History

Strategically placed at the confluence of the River Cherwell and the Thames (called the Isis here, from the Latin Tamesis), Oxford was a key Saxon town heavily fortified by Alfred the Great during the war against the Danes.

By the 11th century the Augustinian abbey in Oxford had begun training clerics, and when Henry II banned Anglo-Norman students from attending the Sorbonne in 1167, the abbey began to attract students in droves. Whether bored by the lack of distractions in the tiny town or revolted by the ignorance of the country folk we’ll never know, but the new students managed to create a lasting enmity with the local townspeople, culminating in the St Scholastica’s Day Massacre in 1355. Thereafter, the king ordered that the university be broken up into colleges, each of which then developed its own traditions.

The first colleges, Balliol, Merton and University, were built in the 13th century, with at least three more being added in each of the following three centuries. Newer colleges, such as Keble, were added in the 19th and 20th centuries to cater for an ever-expanding student population. Old habits die hard at Oxford however, and it was 1877 before lecturers were allowed to marry, and another year before female students were admitted. Even then, it still took another 42 years before women would be granted a degree for their four years of hard work. Today, there are 39 colleges that cater for about 16,500 students, and in 2006 the last all-female college, St Hilda’s, historically voted to allow male students and academics onto its grounds.
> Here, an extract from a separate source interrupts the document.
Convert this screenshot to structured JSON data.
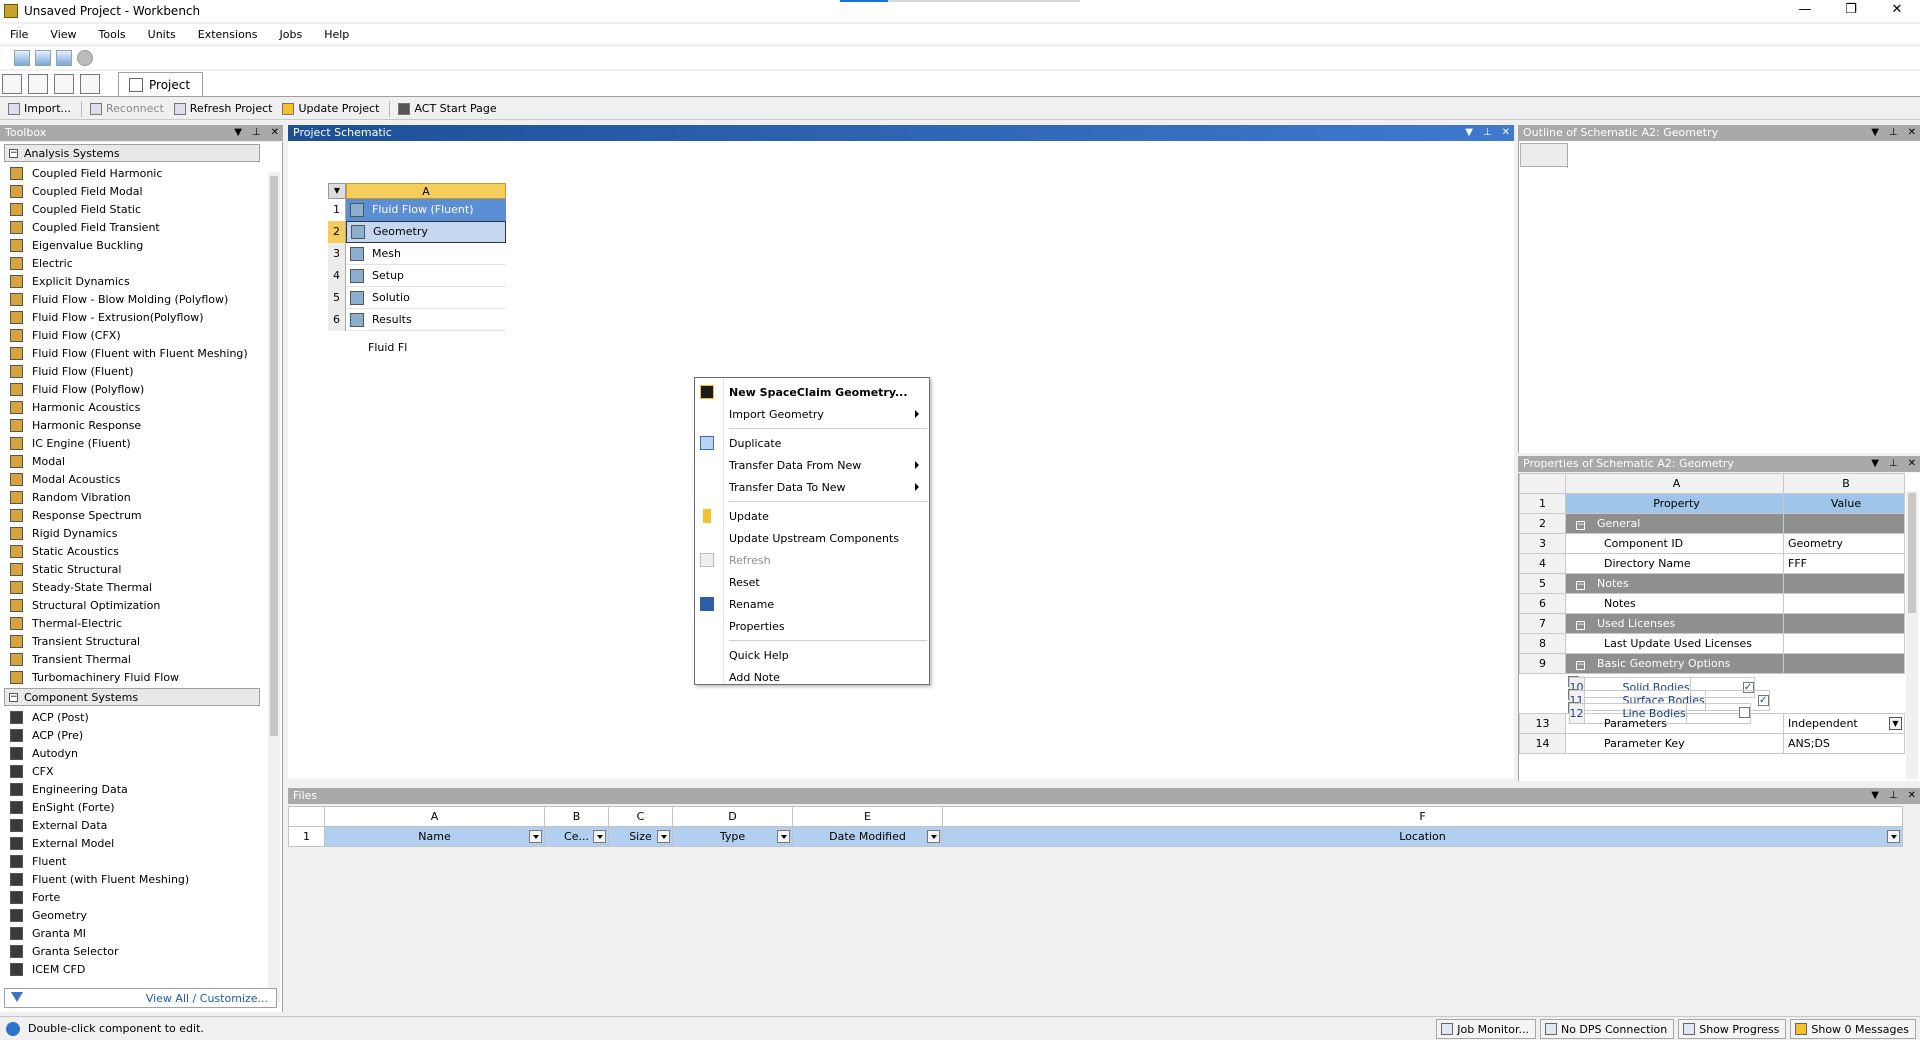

Meanwhile, the arrival of the canal system in 1790 had a profound effect on the rest of Oxford. By creating a link with the Midlands’ industrial centres, work and trade suddenly expanded beyond the academic core. However, the city’s real industrial boom came when William Morris began producing cars here in 1913. With the success of his Bullnose Morris and Morris Minor his Cowley factory went on to become one of the largest motor plants in the world. Although the works have been scaled down since their heyday, new Minis still run off BMW’s Cowley production line today.